Exercise prompt – Produce again, without any change, the lines running from the one with "Give me the" through the final line of the data below, and only those.

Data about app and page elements
+===+

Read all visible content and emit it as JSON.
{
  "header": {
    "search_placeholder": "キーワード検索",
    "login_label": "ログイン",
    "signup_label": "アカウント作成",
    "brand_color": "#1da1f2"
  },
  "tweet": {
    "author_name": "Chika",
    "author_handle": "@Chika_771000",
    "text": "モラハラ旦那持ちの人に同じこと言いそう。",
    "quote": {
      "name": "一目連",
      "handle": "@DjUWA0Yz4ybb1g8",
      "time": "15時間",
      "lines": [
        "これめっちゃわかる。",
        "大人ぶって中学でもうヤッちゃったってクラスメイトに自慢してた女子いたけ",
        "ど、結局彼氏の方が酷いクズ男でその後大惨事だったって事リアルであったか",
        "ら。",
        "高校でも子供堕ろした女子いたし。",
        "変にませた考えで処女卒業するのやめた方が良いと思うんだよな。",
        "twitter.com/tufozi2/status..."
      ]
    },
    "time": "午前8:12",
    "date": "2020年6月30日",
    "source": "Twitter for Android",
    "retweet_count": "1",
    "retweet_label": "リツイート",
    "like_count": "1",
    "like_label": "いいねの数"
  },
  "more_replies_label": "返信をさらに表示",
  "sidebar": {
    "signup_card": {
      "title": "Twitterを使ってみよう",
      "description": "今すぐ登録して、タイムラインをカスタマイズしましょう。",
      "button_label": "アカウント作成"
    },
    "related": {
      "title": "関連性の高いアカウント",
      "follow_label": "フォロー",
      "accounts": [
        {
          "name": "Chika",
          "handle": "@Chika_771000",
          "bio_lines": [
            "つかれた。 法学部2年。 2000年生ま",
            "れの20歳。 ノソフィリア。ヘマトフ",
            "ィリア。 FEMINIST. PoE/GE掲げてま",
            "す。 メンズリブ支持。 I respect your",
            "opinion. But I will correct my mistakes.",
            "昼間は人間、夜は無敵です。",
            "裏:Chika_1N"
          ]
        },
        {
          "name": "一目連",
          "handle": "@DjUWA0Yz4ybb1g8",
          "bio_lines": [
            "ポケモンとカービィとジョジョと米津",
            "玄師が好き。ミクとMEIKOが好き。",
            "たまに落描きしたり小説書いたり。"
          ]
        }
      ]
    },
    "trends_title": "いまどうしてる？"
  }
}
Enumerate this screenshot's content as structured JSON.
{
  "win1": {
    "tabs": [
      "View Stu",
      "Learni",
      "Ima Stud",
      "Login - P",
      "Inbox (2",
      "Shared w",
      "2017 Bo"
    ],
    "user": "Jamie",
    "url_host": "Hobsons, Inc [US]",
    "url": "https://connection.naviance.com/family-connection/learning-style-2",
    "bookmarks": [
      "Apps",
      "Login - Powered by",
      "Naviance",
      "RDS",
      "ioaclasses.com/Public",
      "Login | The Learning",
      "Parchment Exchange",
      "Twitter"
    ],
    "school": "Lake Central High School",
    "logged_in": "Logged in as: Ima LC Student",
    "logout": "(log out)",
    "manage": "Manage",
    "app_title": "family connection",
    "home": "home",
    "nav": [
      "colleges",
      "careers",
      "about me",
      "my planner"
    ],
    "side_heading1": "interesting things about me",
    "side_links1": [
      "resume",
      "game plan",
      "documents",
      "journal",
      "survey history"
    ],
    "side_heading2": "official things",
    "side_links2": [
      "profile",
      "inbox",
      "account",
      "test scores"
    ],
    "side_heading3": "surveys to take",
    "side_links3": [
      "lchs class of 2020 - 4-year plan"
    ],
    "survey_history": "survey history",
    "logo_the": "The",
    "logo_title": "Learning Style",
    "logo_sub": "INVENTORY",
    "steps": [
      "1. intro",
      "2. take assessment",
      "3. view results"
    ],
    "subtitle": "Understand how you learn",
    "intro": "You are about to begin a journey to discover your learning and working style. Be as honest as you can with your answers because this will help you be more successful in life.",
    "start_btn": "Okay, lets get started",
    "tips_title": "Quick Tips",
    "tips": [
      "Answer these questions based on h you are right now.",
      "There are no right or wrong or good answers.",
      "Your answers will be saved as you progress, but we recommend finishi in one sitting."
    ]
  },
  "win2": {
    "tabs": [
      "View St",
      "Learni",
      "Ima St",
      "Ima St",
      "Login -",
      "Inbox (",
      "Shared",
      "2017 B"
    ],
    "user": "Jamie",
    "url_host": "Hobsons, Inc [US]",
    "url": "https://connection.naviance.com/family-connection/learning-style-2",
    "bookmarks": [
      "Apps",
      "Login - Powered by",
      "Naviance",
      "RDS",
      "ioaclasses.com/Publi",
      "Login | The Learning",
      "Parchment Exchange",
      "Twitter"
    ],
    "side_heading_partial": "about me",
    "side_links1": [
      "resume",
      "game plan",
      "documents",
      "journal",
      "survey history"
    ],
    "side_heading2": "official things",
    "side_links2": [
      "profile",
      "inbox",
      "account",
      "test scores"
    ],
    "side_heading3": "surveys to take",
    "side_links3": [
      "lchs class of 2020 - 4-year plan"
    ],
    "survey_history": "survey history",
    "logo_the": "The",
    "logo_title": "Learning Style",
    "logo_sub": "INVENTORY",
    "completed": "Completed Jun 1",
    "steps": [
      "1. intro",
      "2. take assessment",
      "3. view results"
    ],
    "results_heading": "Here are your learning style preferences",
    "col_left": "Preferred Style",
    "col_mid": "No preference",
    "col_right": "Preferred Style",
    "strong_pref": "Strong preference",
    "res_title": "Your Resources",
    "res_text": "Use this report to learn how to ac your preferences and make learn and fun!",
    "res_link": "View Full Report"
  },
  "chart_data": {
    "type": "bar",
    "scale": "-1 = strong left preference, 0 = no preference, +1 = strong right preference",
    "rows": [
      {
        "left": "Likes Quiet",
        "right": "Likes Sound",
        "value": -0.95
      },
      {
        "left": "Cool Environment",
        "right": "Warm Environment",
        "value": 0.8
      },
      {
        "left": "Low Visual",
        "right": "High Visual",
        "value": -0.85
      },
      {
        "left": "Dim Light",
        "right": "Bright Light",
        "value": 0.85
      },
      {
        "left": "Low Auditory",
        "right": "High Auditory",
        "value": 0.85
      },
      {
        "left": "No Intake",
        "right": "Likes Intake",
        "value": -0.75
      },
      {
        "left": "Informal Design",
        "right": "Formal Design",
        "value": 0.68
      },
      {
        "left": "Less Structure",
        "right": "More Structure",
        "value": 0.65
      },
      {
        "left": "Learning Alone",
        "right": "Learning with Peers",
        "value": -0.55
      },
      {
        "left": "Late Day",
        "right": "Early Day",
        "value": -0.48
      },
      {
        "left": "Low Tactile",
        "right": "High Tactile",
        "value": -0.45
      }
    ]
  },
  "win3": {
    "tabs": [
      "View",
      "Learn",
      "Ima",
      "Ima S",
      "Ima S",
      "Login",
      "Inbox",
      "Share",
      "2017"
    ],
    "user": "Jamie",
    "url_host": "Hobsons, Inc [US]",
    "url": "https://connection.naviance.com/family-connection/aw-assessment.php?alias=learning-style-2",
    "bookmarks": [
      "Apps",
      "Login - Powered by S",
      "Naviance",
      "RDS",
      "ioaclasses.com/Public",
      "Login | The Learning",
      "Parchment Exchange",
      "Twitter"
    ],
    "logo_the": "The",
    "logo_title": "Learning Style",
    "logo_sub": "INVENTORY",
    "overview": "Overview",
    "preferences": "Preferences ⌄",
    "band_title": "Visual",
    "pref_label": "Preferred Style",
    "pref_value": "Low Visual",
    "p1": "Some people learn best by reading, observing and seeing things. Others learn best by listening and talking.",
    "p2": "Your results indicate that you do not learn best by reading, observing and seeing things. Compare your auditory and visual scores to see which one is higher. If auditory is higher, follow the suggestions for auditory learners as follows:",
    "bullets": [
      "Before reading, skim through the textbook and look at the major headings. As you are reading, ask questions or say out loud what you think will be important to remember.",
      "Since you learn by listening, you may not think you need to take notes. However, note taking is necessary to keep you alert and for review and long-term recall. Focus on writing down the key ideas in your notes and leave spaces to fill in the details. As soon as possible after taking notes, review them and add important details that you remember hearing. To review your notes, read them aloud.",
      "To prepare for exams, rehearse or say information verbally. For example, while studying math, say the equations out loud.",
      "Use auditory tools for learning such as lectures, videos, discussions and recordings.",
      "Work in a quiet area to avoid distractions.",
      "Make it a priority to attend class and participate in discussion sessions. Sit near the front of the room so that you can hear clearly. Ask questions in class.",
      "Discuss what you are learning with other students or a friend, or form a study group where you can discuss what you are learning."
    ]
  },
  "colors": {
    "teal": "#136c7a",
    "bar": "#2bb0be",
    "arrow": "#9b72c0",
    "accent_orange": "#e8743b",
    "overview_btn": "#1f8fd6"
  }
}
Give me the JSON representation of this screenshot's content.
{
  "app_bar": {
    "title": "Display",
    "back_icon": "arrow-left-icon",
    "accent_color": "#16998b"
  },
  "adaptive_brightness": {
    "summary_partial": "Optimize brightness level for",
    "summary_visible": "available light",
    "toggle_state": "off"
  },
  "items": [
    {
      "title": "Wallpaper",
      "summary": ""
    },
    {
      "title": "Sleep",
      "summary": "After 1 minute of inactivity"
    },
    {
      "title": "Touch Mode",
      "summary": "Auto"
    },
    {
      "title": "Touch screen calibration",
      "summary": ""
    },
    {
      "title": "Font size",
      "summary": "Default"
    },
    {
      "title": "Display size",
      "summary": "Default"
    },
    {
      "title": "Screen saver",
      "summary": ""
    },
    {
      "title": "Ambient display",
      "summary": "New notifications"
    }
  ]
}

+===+

Worked solution –
Give me the JSON representation of this screenshot's content.
{
  "app_bar": {
    "title": "Display",
    "back_icon": "arrow-left-icon",
    "accent_color": "#16998b"
  },
  "adaptive_brightness": {
    "summary_partial": "Optimize brightness level for",
    "summary_visible": "available light",
    "toggle_state": "off"
  },
  "items": [
    {
      "title": "Wallpaper",
      "summary": ""
    },
    {
      "title": "Sleep",
      "summary": "After 1 minute of inactivity"
    },
    {
      "title": "Touch Mode",
      "summary": "Auto"
    },
    {
      "title": "Touch screen calibration",
      "summary": ""
    },
    {
      "title": "Font size",
      "summary": "Default"
    },
    {
      "title": "Display size",
      "summary": "Default"
    },
    {
      "title": "Screen saver",
      "summary": ""
    },
    {
      "title": "Ambient display",
      "summary": "New notifications"
    }
  ]
}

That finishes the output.